## [Aim of the task]
Go through the listing below and output it word for word.

○ ○ ○ ○ ○ ○ ○

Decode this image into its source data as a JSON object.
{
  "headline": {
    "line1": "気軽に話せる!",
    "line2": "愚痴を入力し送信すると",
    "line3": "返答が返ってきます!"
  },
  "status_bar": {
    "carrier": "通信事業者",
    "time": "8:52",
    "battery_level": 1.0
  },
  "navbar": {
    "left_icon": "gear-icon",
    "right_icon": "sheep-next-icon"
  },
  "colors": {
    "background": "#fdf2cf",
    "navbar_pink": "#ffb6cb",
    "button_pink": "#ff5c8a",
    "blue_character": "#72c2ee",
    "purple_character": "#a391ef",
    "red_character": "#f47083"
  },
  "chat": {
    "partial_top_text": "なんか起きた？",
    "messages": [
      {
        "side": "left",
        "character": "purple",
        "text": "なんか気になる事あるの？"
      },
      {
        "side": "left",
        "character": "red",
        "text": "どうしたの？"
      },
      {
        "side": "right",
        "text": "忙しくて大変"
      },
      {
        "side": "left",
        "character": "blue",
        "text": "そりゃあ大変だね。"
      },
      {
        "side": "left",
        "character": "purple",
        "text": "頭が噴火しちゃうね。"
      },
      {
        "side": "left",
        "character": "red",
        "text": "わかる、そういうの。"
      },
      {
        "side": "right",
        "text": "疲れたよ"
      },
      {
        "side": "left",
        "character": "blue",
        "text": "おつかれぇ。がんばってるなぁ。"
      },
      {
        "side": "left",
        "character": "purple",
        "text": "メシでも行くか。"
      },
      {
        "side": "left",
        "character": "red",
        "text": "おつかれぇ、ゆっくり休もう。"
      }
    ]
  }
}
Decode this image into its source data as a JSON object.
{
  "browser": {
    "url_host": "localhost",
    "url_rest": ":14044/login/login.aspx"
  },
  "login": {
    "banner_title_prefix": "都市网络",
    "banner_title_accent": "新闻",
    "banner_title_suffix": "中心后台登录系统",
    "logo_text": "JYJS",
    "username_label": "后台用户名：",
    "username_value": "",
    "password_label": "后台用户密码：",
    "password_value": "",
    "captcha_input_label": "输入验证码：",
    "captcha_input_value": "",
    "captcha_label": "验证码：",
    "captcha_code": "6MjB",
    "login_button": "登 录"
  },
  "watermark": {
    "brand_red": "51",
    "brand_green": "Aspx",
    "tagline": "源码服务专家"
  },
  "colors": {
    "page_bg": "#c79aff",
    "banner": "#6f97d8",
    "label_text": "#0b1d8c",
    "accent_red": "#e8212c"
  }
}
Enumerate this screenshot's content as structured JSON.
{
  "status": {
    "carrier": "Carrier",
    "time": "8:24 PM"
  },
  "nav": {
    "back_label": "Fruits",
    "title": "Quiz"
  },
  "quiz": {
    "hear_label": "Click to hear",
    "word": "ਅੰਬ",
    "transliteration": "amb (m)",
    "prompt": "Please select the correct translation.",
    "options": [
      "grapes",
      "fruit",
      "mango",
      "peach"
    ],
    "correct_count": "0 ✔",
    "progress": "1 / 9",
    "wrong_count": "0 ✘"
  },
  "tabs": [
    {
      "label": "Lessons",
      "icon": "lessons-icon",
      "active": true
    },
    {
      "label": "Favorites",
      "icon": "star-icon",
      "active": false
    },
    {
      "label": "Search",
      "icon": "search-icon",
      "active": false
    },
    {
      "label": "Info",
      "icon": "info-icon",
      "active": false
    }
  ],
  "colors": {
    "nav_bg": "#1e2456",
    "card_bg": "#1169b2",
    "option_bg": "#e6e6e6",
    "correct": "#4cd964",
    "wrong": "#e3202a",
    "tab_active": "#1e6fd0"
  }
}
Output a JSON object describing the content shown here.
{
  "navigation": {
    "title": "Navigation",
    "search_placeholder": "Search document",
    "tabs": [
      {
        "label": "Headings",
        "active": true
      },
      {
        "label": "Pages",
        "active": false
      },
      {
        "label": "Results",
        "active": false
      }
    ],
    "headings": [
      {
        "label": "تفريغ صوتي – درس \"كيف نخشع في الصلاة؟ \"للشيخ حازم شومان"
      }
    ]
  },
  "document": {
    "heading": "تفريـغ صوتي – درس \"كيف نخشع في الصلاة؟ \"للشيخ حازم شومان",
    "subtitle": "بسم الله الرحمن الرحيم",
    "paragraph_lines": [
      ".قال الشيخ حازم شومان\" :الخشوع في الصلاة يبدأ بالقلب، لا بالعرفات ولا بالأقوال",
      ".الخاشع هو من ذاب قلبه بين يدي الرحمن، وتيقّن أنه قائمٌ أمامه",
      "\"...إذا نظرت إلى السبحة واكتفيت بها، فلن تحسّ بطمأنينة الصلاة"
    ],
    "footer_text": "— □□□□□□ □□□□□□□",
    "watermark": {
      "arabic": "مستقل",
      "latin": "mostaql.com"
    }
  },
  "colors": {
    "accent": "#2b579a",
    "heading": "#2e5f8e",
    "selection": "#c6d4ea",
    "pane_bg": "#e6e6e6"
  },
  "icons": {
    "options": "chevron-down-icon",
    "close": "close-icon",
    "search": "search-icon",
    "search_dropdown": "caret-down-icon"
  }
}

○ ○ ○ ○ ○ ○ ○

## [Output below]
Decode this image into its source data as a JSON object.
{
  "headline": {
    "line1": "気軽に話せる!",
    "line2": "愚痴を入力し送信すると",
    "line3": "返答が返ってきます!"
  },
  "status_bar": {
    "carrier": "通信事業者",
    "time": "8:52",
    "battery_level": 1.0
  },
  "navbar": {
    "left_icon": "gear-icon",
    "right_icon": "sheep-next-icon"
  },
  "colors": {
    "background": "#fdf2cf",
    "navbar_pink": "#ffb6cb",
    "button_pink": "#ff5c8a",
    "blue_character": "#72c2ee",
    "purple_character": "#a391ef",
    "red_character": "#f47083"
  },
  "chat": {
    "partial_top_text": "なんか起きた？",
    "messages": [
      {
        "side": "left",
        "character": "purple",
        "text": "なんか気になる事あるの？"
      },
      {
        "side": "left",
        "character": "red",
        "text": "どうしたの？"
      },
      {
        "side": "right",
        "text": "忙しくて大変"
      },
      {
        "side": "left",
        "character": "blue",
        "text": "そりゃあ大変だね。"
      },
      {
        "side": "left",
        "character": "purple",
        "text": "頭が噴火しちゃうね。"
      },
      {
        "side": "left",
        "character": "red",
        "text": "わかる、そういうの。"
      },
      {
        "side": "right",
        "text": "疲れたよ"
      },
      {
        "side": "left",
        "character": "blue",
        "text": "おつかれぇ。がんばってるなぁ。"
      },
      {
        "side": "left",
        "character": "purple",
        "text": "メシでも行くか。"
      },
      {
        "side": "left",
        "character": "red",
        "text": "おつかれぇ、ゆっくり休もう。"
      }
    ]
  }
}
Decode this image into its source data as a JSON object.
{
  "browser": {
    "url_host": "localhost",
    "url_rest": ":14044/login/login.aspx"
  },
  "login": {
    "banner_title_prefix": "都市网络",
    "banner_title_accent": "新闻",
    "banner_title_suffix": "中心后台登录系统",
    "logo_text": "JYJS",
    "username_label": "后台用户名：",
    "username_value": "",
    "password_label": "后台用户密码：",
    "password_value": "",
    "captcha_input_label": "输入验证码：",
    "captcha_input_value": "",
    "captcha_label": "验证码：",
    "captcha_code": "6MjB",
    "login_button": "登 录"
  },
  "watermark": {
    "brand_red": "51",
    "brand_green": "Aspx",
    "tagline": "源码服务专家"
  },
  "colors": {
    "page_bg": "#c79aff",
    "banner": "#6f97d8",
    "label_text": "#0b1d8c",
    "accent_red": "#e8212c"
  }
}
Enumerate this screenshot's content as structured JSON.
{
  "status": {
    "carrier": "Carrier",
    "time": "8:24 PM"
  },
  "nav": {
    "back_label": "Fruits",
    "title": "Quiz"
  },
  "quiz": {
    "hear_label": "Click to hear",
    "word": "ਅੰਬ",
    "transliteration": "amb (m)",
    "prompt": "Please select the correct translation.",
    "options": [
      "grapes",
      "fruit",
      "mango",
      "peach"
    ],
    "correct_count": "0 ✔",
    "progress": "1 / 9",
    "wrong_count": "0 ✘"
  },
  "tabs": [
    {
      "label": "Lessons",
      "icon": "lessons-icon",
      "active": true
    },
    {
      "label": "Favorites",
      "icon": "star-icon",
      "active": false
    },
    {
      "label": "Search",
      "icon": "search-icon",
      "active": false
    },
    {
      "label": "Info",
      "icon": "info-icon",
      "active": false
    }
  ],
  "colors": {
    "nav_bg": "#1e2456",
    "card_bg": "#1169b2",
    "option_bg": "#e6e6e6",
    "correct": "#4cd964",
    "wrong": "#e3202a",
    "tab_active": "#1e6fd0"
  }
}
Output a JSON object describing the content shown here.
{
  "navigation": {
    "title": "Navigation",
    "search_placeholder": "Search document",
    "tabs": [
      {
        "label": "Headings",
        "active": true
      },
      {
        "label": "Pages",
        "active": false
      },
      {
        "label": "Results",
        "active": false
      }
    ],
    "headings": [
      {
        "label": "تفريغ صوتي – درس \"كيف نخشع في الصلاة؟ \"للشيخ حازم شومان"
      }
    ]
  },
  "document": {
    "heading": "تفريـغ صوتي – درس \"كيف نخشع في الصلاة؟ \"للشيخ حازم شومان",
    "subtitle": "بسم الله الرحمن الرحيم",
    "paragraph_lines": [
      ".قال الشيخ حازم شومان\" :الخشوع في الصلاة يبدأ بالقلب، لا بالعرفات ولا بالأقوال",
      ".الخاشع هو من ذاب قلبه بين يدي الرحمن، وتيقّن أنه قائمٌ أمامه",
      "\"...إذا نظرت إلى السبحة واكتفيت بها، فلن تحسّ بطمأنينة الصلاة"
    ],
    "footer_text": "— □□□□□□ □□□□□□□",
    "watermark": {
      "arabic": "مستقل",
      "latin": "mostaql.com"
    }
  },
  "colors": {
    "accent": "#2b579a",
    "heading": "#2e5f8e",
    "selection": "#c6d4ea",
    "pane_bg": "#e6e6e6"
  },
  "icons": {
    "options": "chevron-down-icon",
    "close": "close-icon",
    "search": "search-icon",
    "search_dropdown": "caret-down-icon"
  }
}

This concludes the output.